While we don't yet know how Asomugha will hold up going forward, both in skill and health, this may be a good guide for estimating his longevity: don't count on him being a starting-caliber corner beyond another year or two. That affects how you decide who to cut around him.
After the starters, there are two young players who will definitely make the team: Curtis Marsh and Brandon Boykin. But how far along they are along will greatly impact the final open spots. Ideally, Marsh and Boykin would be the third and fourth cornerbacks, with the former outside and the latter taking over the slot. However, it's not at all clear that they are ready for such responsibility.
That leaves a big question mark next to the name of Joselio Hanson. Going into training camp, Hanson was on the outside looking in. He was cut last year (before being re-signed to a lower salary) and then the team drafted his replacement in Boykin. Plus, last year the Eagles performed rather miserably in the dime defense — the formation he was most often involved in. All that said, it doesn't seem that Boykin has taken hold of the position just yet. Hanson is the only remaining veteran on the depth chart. Can the Eagle afford to ditch him just yet?

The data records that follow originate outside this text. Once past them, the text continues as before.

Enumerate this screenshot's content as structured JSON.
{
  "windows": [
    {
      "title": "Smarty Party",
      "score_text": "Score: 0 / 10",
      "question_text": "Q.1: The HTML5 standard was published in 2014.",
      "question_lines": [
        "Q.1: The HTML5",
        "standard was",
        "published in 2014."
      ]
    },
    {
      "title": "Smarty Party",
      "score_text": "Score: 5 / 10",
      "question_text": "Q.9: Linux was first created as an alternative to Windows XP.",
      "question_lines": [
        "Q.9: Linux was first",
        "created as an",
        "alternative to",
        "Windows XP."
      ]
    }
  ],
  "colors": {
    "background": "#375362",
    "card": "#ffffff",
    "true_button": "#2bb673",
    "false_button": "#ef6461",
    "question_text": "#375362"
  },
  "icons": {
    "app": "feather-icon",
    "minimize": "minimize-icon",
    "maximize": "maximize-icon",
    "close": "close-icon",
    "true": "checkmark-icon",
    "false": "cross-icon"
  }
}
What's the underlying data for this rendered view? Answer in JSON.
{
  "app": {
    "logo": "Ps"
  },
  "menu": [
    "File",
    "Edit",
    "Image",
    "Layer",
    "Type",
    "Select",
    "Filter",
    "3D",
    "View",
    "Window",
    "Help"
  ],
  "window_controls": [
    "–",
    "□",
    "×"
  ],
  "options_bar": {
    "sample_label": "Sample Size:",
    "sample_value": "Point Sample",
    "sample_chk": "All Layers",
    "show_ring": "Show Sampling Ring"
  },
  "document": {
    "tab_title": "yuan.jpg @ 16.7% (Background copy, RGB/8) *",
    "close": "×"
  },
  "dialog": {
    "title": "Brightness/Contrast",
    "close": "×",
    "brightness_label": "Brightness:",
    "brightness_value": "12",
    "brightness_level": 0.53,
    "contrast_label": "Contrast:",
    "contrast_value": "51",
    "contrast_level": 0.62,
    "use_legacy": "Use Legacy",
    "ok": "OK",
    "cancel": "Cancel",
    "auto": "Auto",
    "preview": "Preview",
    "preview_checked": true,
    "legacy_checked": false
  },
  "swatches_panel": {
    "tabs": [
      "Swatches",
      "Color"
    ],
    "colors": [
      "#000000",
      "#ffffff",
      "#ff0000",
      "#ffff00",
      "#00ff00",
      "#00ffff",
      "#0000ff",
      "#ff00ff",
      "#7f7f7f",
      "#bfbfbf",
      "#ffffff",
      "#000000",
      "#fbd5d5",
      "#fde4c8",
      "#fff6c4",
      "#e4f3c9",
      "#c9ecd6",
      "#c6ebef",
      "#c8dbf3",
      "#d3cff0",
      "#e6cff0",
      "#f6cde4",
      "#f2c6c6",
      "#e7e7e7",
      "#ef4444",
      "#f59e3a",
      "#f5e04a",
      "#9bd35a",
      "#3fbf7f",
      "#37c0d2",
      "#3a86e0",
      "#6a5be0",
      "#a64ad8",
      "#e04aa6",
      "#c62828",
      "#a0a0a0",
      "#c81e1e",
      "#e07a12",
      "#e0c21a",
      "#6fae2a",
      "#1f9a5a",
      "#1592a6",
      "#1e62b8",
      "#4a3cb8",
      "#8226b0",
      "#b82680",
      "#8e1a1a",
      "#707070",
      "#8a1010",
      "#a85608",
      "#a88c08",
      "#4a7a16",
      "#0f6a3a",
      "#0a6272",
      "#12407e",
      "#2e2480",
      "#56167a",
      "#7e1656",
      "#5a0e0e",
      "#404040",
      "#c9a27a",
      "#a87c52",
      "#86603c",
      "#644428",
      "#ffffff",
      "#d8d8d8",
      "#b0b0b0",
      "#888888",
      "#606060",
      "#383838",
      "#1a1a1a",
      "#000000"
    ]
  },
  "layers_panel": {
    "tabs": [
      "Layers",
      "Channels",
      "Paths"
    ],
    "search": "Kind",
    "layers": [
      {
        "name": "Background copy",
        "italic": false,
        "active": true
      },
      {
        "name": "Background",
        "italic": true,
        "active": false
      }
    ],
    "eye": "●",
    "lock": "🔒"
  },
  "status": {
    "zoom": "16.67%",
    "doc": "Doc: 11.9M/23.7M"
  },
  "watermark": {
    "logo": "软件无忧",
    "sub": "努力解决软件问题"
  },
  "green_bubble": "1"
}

If the team stays with only five cornerbacks, Brandon Hughes is the player who could make it instead of Hanson. Hughes is a solid special teams player and has more experience than either Marsh or Boykin, making him a potentially worthwhile addition. On the other hand, his upside isn't as high as either of the other two players, so if he isn't an upgrade on them now, there may not be a spot for him.
Finally, there's Cliff Harris. Before getting injured, the undrafted free agent made headlines in training camp grabbing interceptions left and right. Depending on his return to the field, Harris might be someone you stash as a sixth cornerback instead of risking that he wouldn't make it to the practice squad.
Predicting cornerback this year is tough because there are so many unknown factors. Most importantly, we don't know how much Todd Bowles and the rest of the defensive coaches trust Marsh and Boykin, nor how much they want to replace Hanson. Reading the tea leaves on the latter, it doesn't seem like they want to keep the veteran corner around. But I personally haven't seen anything that yet that would make me comfortable with the younger guys getting significant playing time.
The easiest way to project cuts is to be safe, and assume that the team goes heavy on cornerbacks with 6 players, keeping Hanson and Hughes. Harris will probably make it to the practice squad. That's what I'm leaning toward right now, although tomorrow I may be back on the bandwagon for ditching Hanson. Note that the youngsters could make the decision a lot easier by playing well in the next two preseason games.
Photo from Getty.